Abstract and Introduction
Approximately 10% of patients responding to antiretroviral therapy developed immune reconstitution inflammatory syndrome, which was, in turn, associated with increased mortality risk.
Most data on immune reconstitution inflammatory syndrome (IRIS) have come from developing countries, where tuberculosis (TB) is often the leading cause. How is IRIS different in the U.S., where rates of TB are substantially lower?
Investigators from the U.S.-based HIV Outpatient Study reviewed data on 2610 patients who, between 1996 and 2007, started a new combination antiretroviral regimen that induced either a viral-load decline ≥0.5 log copies/mL or a CD4 cell–count gain ≥50%. IRIS was defined as the occurrence of a new HIV-related type B or C condition or any of several mucocutaneous disorders or autoimmune diseases.

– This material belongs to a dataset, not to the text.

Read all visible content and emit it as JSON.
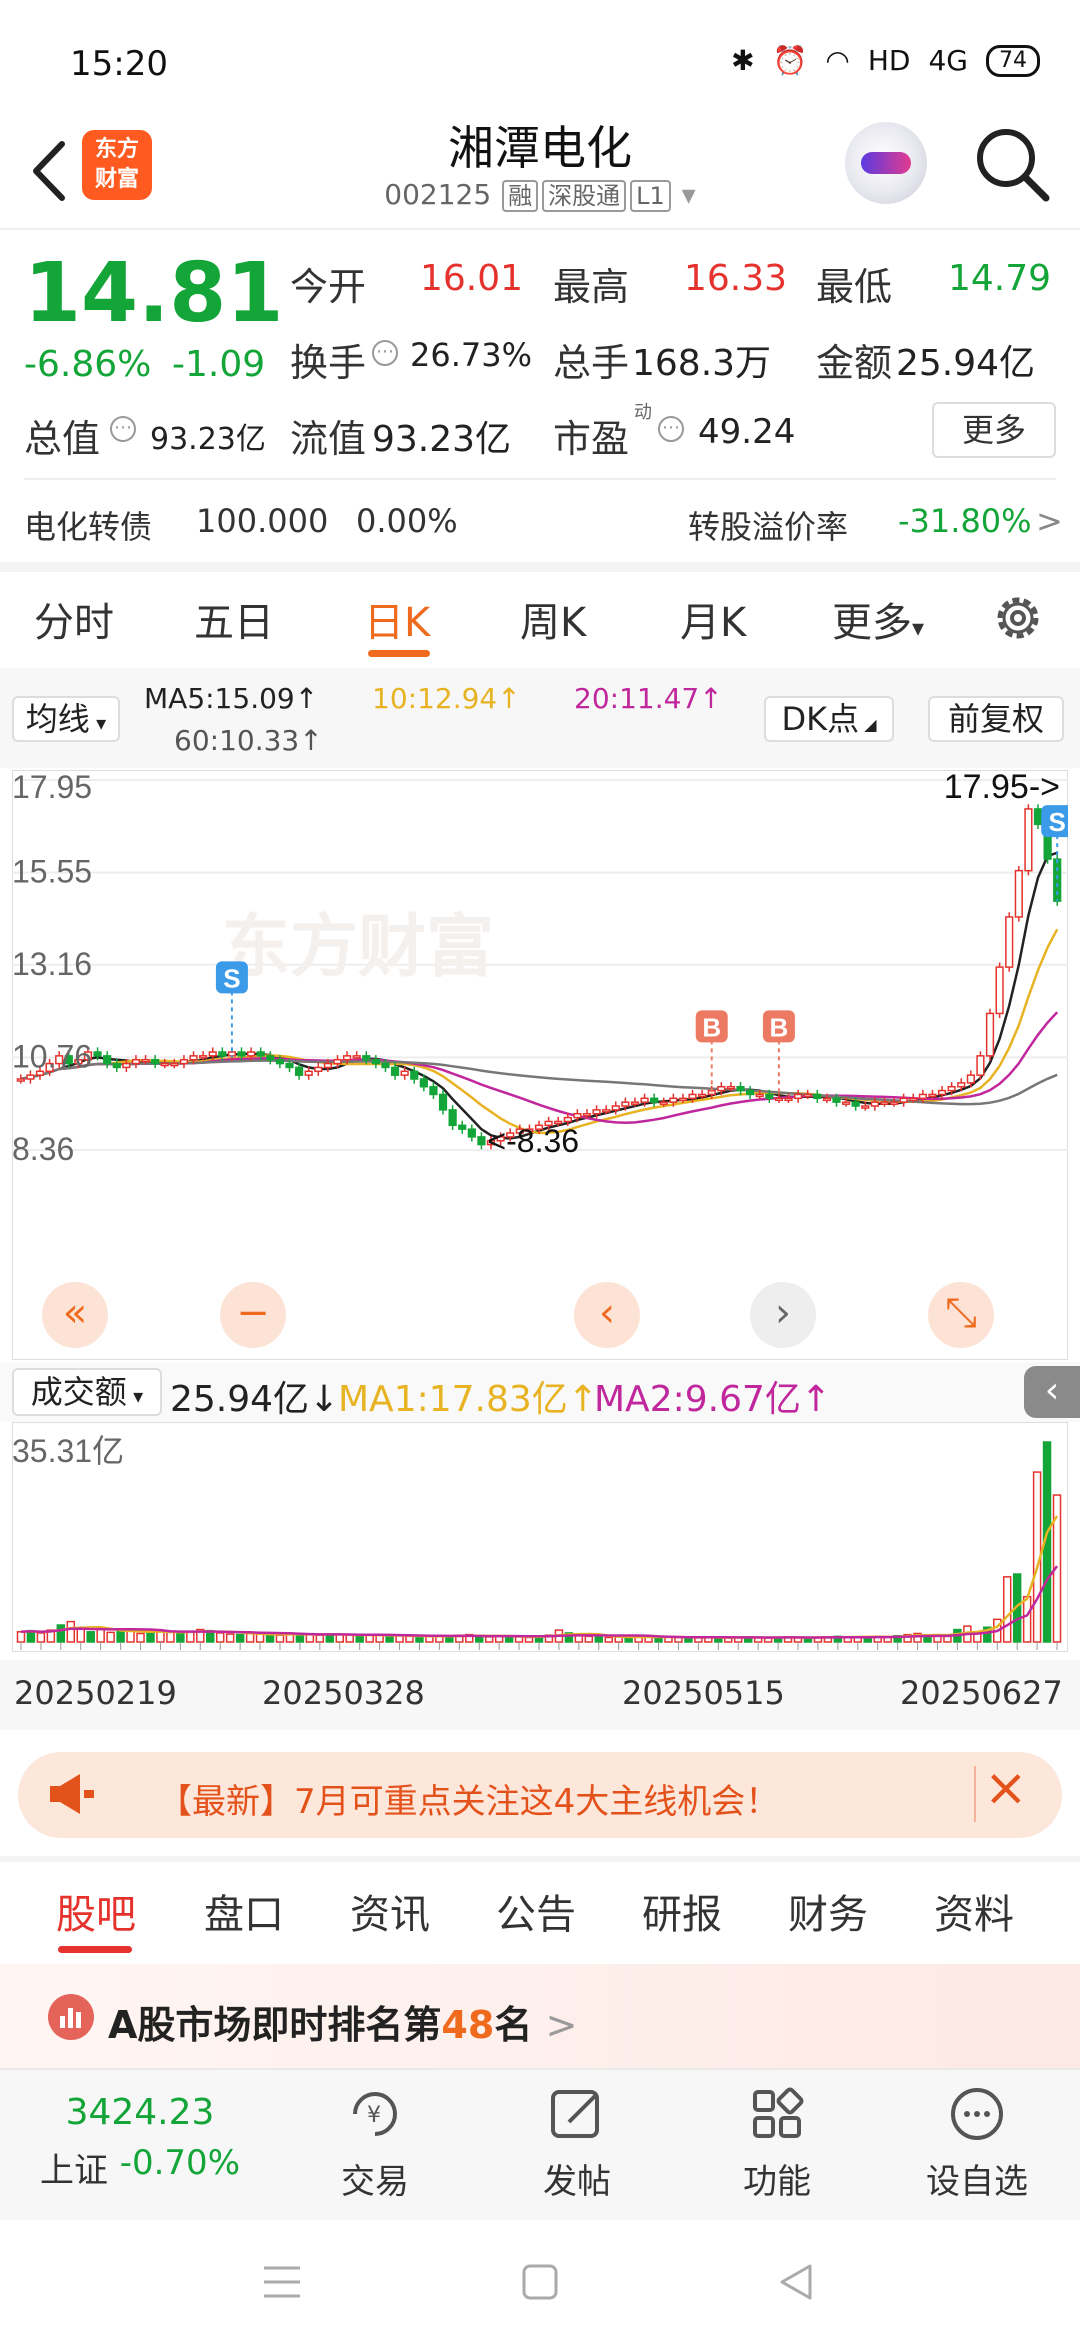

Overall, 276 patients (10.6%) developed IRIS, with the most common diagnosis being mucosal candidiasis. Mycobacterial infections were the most common type C cause of IRIS, occurring in 15 cases (4.1%), but only one of these infections was TB. Severe immunosuppression (CD4 count <50 cells/mm3) and viral load >100,000 copies/mL were each independently associated with an increased risk for IRIS. Patients who developed IRIS with a type B or C condition were more than twice as likely to die during follow-up as patients who did not develop IRIS.
AIDS Clinical Care © 2012 Massachusetts Medical Society